That's right, it's just to register, they have to make the same trip to Irvine, California (or a small number of alternate sites elsewhere around the world) on election day to actually cast a ballot!
How many of us would do the same to protect our freedom? Truly inspirational. Let's wish our Iraqi friends a safe journey.
Faris Al-Sheblawy piled into a van bound for Los Angeles yesterday with his family -- his brothers, his wife, his 4-month-old daughter and in-laws -- a portable DVD player and 50 movies.
The 2,400-mile round trip from Seattle was hardly a vacation. Sometime this morning, the entourage and more than 125 other Iraqi émigrés living in the region will register to vote in the upcoming Iraq elections.
"We have to go. Our leader says we have to go vote," said Al-Sheblawy, referring to Grand Ayatollah Ali al-Sistani, Iraq's most revered Shiite Muslim cleric. "If not, you better have a good reason when you die."
Not all Iraqi expatriates link voting to heavenly rewards, but their message was clear: No matter the difficulty in participating in Iraq's historic election, they were compelled to make the effort.
For Iraqis in the Seattle area, the journey toward democracy will require a 36-hour round trip, not counting gas and bathroom breaks, just to register to vote.
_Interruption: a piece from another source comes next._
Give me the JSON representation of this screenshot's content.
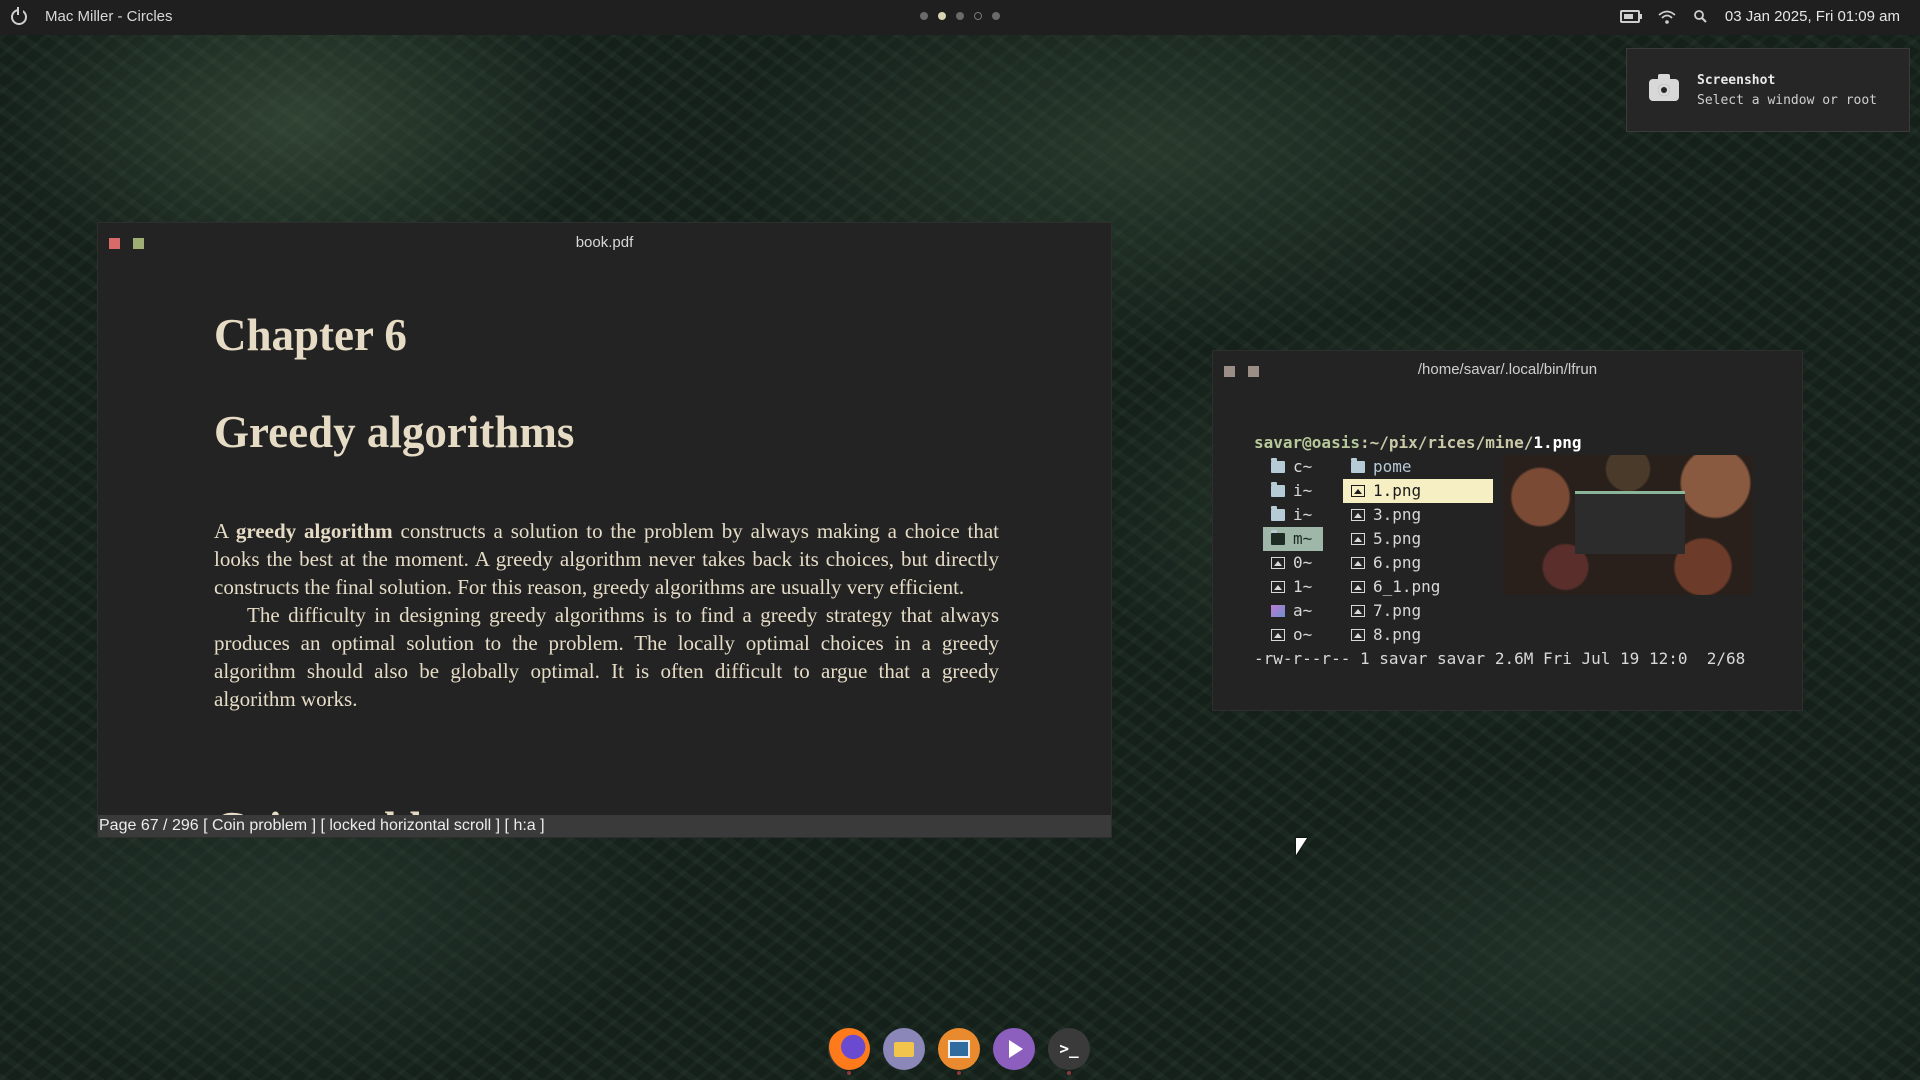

They will repeat the trip to cast votes when polls open Jan. 28-30.
"It's a piece of cake," said Abdullah Al-Emara before boarding one of 15 vans leaving Seattle yesterday outside a mosque in White Center. "For 26 million Iraqis' freedom, it's priceless. It's a gift from God."